Angel Rodriguez doesn't spoon-feed its audience. Its characters are complex, dysfunctional and unpredictable. Its narrative unfurls rather than progresses. Director Jim McKay, who co-wrote the script with Hannah Weyer, approaches this modest slice-of-life tale with the unblinking eyes of a documentarian.
The title character (Jonan Everett) is a troubled Brooklyn high school student recently thrown out of the house by his father (David Zayas). Angel is subsequently invited to stay overnight with high school counselor Nicole (Rachel Griffiths) and her yuppie husband, Henry (Denis O'Hare). But the boy, who has a gift for working with computers, seems intent on squandering every opportunity handed him.
Indeed, Angel is a character marked by ambivalence. Smart and sensitive, he also has a short temper and resorts to lying, stealing and cheating -- even violence. He is being pulled in different directions, an internal conflict gradually revealed in this low-key film.
The barebones storyline of Angel Rodriguez is a canvas for moving, character-driven drama buoyed by excellent performances. McKay's strategy is as naturalistic as it is respectful of his audience. Instead of awkward exposition or formulaic plot points, he allows these complicated and believable characters to breathe and interact. While its ambiguous ending might be frustrating, the movie's cinema verité style is used largely to great effect.
Ultimately, a film this realistic is only as successful as its actors, and Angel Rodriguez is blessed to have two tremendous performers in newcomer Everett and the more seasoned Griffiths (Brenda in HBO's now-defunct "Six Feet Under"). But New York City also does a fine job as its own sort of character. With handheld camera chronicling Angel as he walks the streets through a pivotal 36-hour period, the movie captures a strong sense of place. In Angel Rodriguez, New York is a bustling, exciting and ultimately alienating environment in which a troubled boy with potential can find himself, literally and figuratively, lost.

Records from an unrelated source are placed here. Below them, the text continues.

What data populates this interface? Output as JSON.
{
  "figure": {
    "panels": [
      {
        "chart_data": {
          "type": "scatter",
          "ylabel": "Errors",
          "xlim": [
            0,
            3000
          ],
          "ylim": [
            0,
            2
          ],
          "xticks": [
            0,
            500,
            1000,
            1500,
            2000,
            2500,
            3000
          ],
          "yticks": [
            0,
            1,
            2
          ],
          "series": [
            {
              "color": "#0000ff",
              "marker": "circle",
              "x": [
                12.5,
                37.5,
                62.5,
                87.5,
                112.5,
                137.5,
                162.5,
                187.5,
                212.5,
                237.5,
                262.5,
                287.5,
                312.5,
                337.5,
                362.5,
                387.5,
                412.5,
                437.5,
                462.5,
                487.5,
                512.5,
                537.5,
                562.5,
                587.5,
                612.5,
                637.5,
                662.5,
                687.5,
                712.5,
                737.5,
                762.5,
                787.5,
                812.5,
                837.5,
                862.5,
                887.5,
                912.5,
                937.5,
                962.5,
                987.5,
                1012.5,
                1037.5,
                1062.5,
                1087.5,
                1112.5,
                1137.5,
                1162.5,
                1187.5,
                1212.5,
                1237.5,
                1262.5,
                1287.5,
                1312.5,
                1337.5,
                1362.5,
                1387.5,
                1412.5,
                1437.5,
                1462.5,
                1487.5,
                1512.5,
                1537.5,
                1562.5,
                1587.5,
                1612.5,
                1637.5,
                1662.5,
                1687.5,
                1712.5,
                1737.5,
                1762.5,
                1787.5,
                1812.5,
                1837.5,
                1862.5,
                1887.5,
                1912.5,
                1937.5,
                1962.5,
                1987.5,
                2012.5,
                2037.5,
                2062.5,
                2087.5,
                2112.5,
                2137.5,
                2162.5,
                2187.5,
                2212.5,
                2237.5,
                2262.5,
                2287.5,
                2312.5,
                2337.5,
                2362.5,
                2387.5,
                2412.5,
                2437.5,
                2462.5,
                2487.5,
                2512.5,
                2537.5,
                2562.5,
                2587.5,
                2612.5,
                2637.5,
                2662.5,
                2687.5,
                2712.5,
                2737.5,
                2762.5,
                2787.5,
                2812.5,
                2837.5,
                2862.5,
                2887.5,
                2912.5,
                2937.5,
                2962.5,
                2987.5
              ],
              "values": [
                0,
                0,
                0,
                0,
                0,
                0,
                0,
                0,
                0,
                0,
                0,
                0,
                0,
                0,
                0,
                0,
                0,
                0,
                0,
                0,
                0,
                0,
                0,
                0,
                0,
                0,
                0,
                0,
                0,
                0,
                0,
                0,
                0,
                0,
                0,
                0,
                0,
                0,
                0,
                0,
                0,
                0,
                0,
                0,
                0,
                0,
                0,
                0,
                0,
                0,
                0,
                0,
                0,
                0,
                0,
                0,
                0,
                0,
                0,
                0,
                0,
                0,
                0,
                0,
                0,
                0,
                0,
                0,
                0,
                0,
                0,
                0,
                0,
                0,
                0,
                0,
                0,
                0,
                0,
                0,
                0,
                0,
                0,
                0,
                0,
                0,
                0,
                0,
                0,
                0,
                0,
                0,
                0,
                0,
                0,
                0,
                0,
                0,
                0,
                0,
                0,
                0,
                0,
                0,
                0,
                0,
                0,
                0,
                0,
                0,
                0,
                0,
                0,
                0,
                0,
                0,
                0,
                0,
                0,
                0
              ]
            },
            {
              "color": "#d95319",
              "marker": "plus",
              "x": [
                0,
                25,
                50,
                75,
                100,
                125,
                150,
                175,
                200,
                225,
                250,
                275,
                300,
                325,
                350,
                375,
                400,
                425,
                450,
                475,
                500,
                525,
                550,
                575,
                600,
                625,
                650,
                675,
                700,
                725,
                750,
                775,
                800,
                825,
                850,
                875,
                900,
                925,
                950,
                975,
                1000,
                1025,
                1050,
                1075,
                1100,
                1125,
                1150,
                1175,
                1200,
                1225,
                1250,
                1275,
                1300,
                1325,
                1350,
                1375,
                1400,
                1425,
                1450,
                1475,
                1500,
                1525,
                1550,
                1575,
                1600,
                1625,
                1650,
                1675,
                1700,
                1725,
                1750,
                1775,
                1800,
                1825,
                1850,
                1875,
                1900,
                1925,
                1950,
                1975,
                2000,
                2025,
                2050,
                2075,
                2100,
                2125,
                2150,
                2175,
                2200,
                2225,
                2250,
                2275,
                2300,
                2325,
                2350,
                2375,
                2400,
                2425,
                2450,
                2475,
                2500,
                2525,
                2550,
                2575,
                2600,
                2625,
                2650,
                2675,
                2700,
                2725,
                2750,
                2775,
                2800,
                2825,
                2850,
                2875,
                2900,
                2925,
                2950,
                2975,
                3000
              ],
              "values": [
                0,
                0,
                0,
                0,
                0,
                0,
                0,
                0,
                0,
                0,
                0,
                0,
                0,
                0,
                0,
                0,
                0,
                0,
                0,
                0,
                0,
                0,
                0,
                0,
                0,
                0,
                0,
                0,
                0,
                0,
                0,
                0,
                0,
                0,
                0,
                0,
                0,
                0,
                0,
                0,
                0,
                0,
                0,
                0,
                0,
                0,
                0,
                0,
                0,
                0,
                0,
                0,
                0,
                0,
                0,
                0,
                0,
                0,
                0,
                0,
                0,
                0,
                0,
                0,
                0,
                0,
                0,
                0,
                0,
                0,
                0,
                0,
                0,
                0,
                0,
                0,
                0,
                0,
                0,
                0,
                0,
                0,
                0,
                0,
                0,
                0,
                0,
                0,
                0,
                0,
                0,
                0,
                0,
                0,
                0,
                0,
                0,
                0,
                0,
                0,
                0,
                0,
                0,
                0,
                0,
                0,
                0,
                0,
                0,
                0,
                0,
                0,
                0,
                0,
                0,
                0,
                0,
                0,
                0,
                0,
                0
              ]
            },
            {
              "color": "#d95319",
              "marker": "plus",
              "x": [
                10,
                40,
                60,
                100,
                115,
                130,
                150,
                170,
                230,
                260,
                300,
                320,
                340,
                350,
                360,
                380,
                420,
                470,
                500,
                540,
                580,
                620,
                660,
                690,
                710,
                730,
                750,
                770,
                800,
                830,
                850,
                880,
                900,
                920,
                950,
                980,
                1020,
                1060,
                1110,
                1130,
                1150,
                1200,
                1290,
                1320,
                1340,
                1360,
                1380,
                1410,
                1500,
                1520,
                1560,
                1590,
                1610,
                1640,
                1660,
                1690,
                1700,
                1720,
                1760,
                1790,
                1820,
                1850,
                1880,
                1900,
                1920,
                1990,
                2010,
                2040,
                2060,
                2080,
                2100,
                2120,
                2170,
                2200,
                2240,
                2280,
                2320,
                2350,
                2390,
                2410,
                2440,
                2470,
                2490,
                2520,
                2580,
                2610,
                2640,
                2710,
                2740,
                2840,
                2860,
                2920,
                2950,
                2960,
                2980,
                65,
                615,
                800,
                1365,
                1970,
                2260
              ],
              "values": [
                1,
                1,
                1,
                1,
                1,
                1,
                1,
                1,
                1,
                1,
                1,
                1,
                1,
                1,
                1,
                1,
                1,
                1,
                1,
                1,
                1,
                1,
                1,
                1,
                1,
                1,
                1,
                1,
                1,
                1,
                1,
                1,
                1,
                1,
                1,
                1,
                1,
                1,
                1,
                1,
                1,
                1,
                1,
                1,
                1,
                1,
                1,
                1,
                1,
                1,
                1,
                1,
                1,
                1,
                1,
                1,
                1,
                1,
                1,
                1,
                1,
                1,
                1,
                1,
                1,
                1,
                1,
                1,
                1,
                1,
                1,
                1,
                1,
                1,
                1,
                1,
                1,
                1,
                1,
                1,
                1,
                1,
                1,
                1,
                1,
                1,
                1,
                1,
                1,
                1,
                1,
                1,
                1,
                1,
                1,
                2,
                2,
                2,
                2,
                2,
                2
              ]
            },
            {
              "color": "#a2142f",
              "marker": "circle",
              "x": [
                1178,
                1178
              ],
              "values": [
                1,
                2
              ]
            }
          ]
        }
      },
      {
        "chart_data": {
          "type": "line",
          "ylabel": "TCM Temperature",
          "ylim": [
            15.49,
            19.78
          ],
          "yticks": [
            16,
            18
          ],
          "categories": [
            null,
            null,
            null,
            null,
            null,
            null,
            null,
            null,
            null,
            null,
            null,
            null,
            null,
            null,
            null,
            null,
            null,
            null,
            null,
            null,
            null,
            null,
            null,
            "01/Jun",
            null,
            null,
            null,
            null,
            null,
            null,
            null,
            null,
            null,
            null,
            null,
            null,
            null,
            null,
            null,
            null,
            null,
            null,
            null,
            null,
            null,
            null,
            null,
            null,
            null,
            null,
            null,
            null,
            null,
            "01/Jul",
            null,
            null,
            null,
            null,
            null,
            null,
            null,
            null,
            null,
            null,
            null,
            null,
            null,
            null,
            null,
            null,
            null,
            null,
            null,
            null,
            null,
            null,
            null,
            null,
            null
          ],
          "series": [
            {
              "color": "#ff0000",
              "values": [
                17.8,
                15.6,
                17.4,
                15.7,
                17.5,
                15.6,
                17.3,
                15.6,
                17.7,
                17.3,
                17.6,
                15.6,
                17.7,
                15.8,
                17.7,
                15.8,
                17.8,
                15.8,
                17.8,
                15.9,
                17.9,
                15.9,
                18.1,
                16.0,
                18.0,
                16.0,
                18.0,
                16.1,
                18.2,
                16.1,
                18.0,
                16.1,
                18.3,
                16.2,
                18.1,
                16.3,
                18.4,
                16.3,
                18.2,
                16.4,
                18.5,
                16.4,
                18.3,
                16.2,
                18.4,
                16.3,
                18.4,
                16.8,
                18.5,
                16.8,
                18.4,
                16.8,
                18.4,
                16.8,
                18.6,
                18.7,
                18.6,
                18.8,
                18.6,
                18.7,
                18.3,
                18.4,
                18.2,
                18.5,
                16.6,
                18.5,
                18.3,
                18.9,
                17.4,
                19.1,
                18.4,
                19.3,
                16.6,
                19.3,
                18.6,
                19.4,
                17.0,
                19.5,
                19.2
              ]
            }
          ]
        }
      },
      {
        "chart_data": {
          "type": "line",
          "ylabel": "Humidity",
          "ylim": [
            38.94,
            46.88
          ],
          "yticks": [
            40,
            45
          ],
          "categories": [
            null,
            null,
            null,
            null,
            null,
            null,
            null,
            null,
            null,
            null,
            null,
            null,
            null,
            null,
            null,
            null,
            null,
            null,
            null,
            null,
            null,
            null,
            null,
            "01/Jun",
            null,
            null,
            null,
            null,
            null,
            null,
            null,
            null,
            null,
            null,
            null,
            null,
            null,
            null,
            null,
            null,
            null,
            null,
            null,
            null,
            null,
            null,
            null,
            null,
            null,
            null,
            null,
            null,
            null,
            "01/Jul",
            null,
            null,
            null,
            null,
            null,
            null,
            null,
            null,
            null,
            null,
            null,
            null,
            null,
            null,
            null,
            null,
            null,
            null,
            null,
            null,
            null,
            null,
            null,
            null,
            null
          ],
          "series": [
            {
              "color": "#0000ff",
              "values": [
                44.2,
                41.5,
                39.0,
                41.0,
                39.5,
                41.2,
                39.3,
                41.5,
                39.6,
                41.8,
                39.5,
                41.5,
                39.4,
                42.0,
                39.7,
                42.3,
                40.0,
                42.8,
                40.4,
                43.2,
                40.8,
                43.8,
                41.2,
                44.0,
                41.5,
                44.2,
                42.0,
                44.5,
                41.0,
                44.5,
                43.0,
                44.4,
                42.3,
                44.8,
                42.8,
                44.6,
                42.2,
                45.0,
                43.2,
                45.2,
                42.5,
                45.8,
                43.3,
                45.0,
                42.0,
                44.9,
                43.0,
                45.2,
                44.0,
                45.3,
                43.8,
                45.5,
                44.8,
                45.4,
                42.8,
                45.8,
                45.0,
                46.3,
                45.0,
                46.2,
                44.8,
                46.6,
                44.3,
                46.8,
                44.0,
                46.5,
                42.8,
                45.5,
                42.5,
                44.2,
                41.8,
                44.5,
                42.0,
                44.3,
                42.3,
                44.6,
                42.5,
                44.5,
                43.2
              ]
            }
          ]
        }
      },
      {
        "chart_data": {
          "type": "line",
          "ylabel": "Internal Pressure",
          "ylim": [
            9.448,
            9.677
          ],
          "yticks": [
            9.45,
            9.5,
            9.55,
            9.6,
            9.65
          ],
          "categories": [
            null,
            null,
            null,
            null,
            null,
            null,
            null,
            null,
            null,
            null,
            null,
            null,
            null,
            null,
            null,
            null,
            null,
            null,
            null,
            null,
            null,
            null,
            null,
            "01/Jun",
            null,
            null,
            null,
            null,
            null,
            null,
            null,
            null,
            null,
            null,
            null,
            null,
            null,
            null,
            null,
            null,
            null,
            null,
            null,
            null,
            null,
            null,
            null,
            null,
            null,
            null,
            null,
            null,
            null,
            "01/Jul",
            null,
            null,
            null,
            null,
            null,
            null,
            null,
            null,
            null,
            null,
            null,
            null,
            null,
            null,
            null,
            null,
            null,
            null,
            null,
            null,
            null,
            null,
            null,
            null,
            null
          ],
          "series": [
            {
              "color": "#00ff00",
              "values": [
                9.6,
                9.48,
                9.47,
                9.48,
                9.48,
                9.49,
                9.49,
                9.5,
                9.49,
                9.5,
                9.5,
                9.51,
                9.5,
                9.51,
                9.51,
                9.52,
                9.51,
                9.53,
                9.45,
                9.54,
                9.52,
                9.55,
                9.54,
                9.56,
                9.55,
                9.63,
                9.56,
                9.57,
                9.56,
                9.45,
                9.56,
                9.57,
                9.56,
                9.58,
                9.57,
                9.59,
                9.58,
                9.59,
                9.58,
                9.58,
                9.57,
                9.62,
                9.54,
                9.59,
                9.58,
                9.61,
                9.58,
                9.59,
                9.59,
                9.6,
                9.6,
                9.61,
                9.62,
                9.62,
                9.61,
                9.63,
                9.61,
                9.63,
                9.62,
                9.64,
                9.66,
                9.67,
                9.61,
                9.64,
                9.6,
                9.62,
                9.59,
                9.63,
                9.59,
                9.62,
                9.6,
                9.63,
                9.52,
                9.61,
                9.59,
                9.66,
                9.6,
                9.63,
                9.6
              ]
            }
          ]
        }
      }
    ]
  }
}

The 1.78:1 anamorphic widescreen transfer boasts realistic skin tones, rich colors and fairly detailed visuals. The images are soft in spots, but nothing that proves a distraction.
Options are an English audio track on Dolby Digital 5.1 and a Spanish track on 2.0. Considering the modest scope of the movie, the 5.1 is surprisingly inventive in its sound separation. Audio throughout is consistent.
The DVD includes a three-minute, 40-second Making of Angel Rodriguez featurette that is pretty standard fare. More interesting is a commentary track by Jim McKay. Although he insists in the beginning that he really has no idea what viewers want or expect in such commentaries, his remarks are informative and interesting throughout.
Angel Rodriguez is not for all tastes. There is little plot in the conventional sense, and conflicts are hinted at instead of being spelled out. But a film this perceptive deserves a look from cinephiles who like their art to be challenging.